Phytophthora sansomeana E.M. Hansen & Reeser is a newly described species and infects Douglas-fir, alfalfa, and soybean (1). Soybean production is an important part of the local economy in Yili State in Xinjiang Uygur Autonomous Region, northwest China. Unfortunately since 2005, root and stem rot disease has emerged on a number of farms. To identify the causal agent, plant samples with symptoms, including whole plant wilting or yellowing and stunting, were collected from fields during 2005 and 2008. Tissue from the edges of stem lesions was placed on selective lima bean agar (LBA) at 20°C for 3 to 4 days (2,3). Four single zoospore isolates of Phytophthora were obtained and maintained on LBA or 10% V8 juice liquid medium for examination of morphological and physiological characteristics. The colonies on LBA were aerial and rosaceous. The isolates were homothallic, and oogonia and oospores were readily produced in culture after 7 days on LBA plates. Oogonia averaged 38 μm and oospore width ranged from 23 to 48 μm and averaged 31 μm. Antheridia were approximately 15 × 12 μm and predominantly amphigynous in V8 juice. Sporangia were terminal or paragynous on persistent sporangiophores, nonpapillate, ovoid to obpyriform, and measured 52 × 35 μm with an average length/breadth ratio of 1.5. Hyphal swellings were produced in V8 juice 2 days after inoculation. The optimum temperature for growth was approximately 25°C and none occurred at 0 or 35°C. The internal transcribed spacer (ITS) sequence of this Phytophthora species (GenBank FJ966880) agreed 100% with sequences of P. sansomeana isolates deposited in GenBank (GQ853880 and EU925375). Pathogenicity tests were performed by hypocotyl inoculation method (2) using isolate Yili71 and potted soybean cv. Williams. Plants were grown in a growth chamber for 10 days before inoculation in 16-cm-diameter pots (2). Plants were inoculated with 2- × 2-mm plugs of mycelium grown for 4 days on LBA at 25°C, the plugs were adhered to the sides of wounded lower hypocotyls. As controls, plants were inoculated with LBA agar plugs without mycelium (2). Inoculated plants were maintained in a growth chamber at approximately 25°C with a 10-h dark/14-h light cycle and 50% relative humidity and symptom development was monitored daily for 1 week. Wounded stems inoculated with mycelium developed water-soaked lesions, which were similar to those seen on naturally infected plants. A Phytophthora sp. was reisolated from the margins of expanding lesions on wounded stems. To our knowledge, this is the first report of P. sansomeana infection of soybean in China and the threat it may pose to soybean production is unclear.

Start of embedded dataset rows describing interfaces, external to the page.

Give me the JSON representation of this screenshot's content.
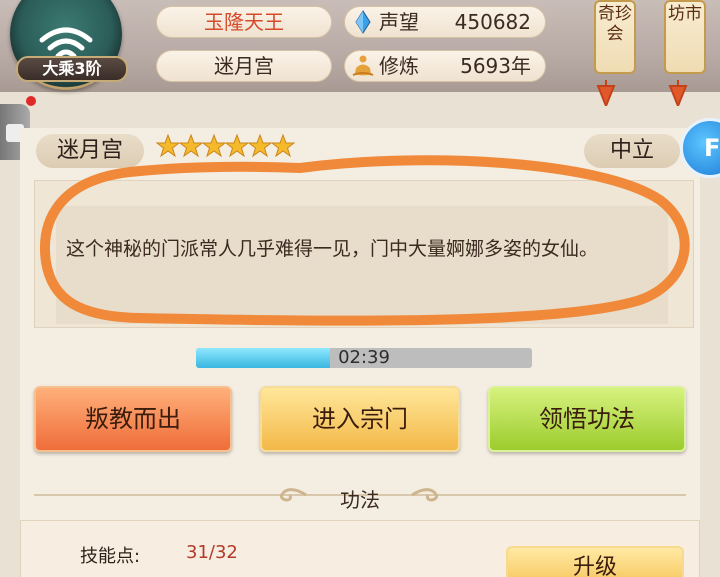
{
  "header": {
    "realm_badge": "大乘3阶",
    "player_name": "玉隆天王",
    "sect_name": "迷月宫",
    "reputation_label": "声望",
    "reputation_value": "450682",
    "cultivation_label": "修炼",
    "cultivation_value": "5693年",
    "lanterns": [
      {
        "label": "奇珍会"
      },
      {
        "label": "坊市"
      }
    ]
  },
  "side_button_letter": "F",
  "sect": {
    "title": "迷月宫",
    "stars": 6,
    "alignment": "中立",
    "description": "这个神秘的门派常人几乎难得一见，门中大量婀娜多姿的女仙。",
    "timer": "02:39",
    "timer_progress": 0.4
  },
  "actions": {
    "leave_label": "叛教而出",
    "enter_label": "进入宗门",
    "learn_label": "领悟功法"
  },
  "skills": {
    "section_title": "功法",
    "points_label": "技能点:",
    "points_value": "31/32",
    "upgrade_label": "升级"
  },
  "colors": {
    "accent_name": "#d64a2a",
    "annotation": "#f08a3a",
    "timer_fill": "#39b6df"
  }
}
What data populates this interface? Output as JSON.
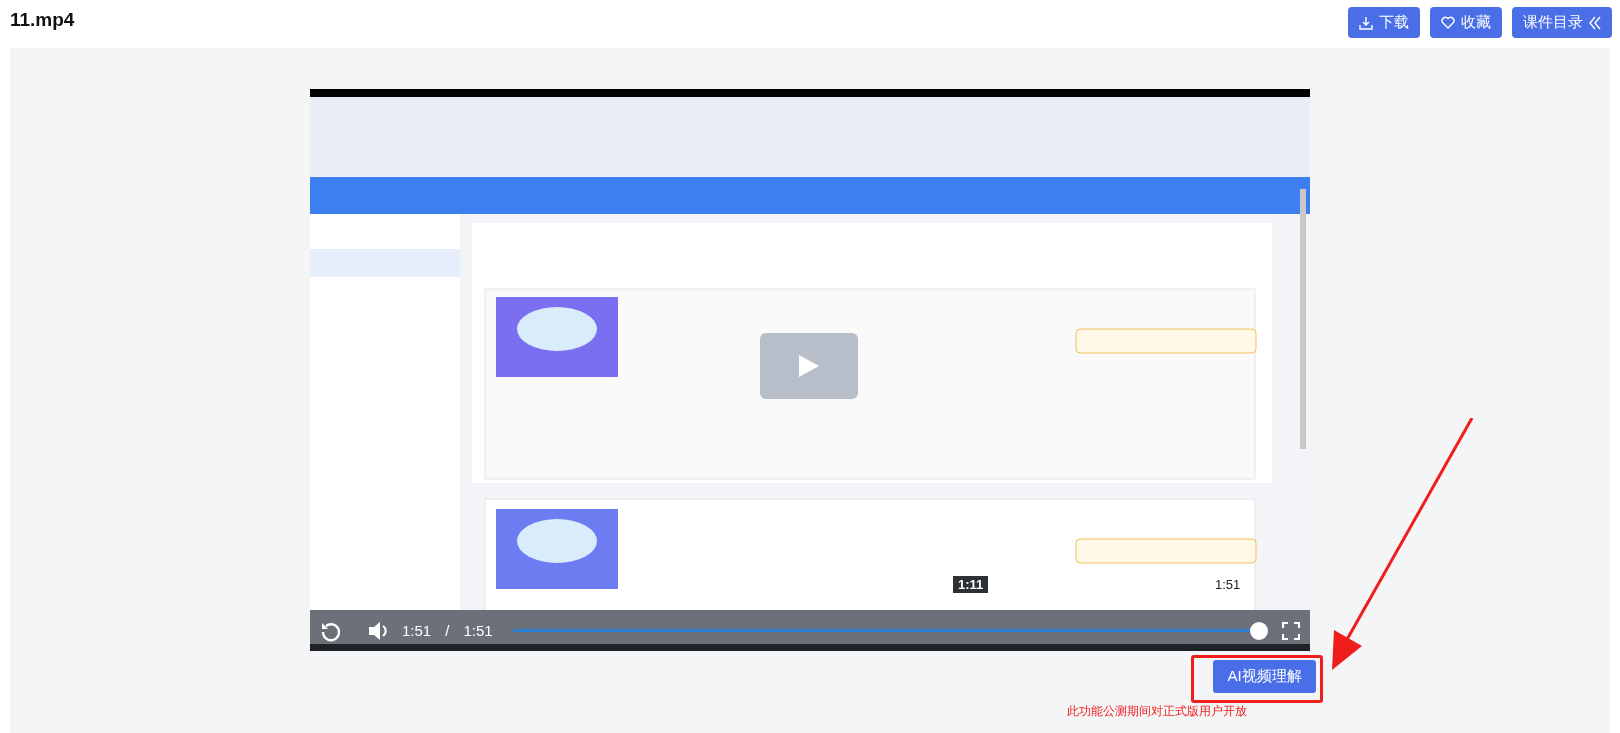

References: (1) E. M. Hansen et al. Mycologia 101:129. 2009. (2) Z. Y. Wang et al. Fungal Genet. Biol. 43:826, 2006. (3) X. B. Zheng. Methods in Phytophthora. Chinese Agriculture Press. Beijing, China, 1995.

© 2010 The American Phytopathological Society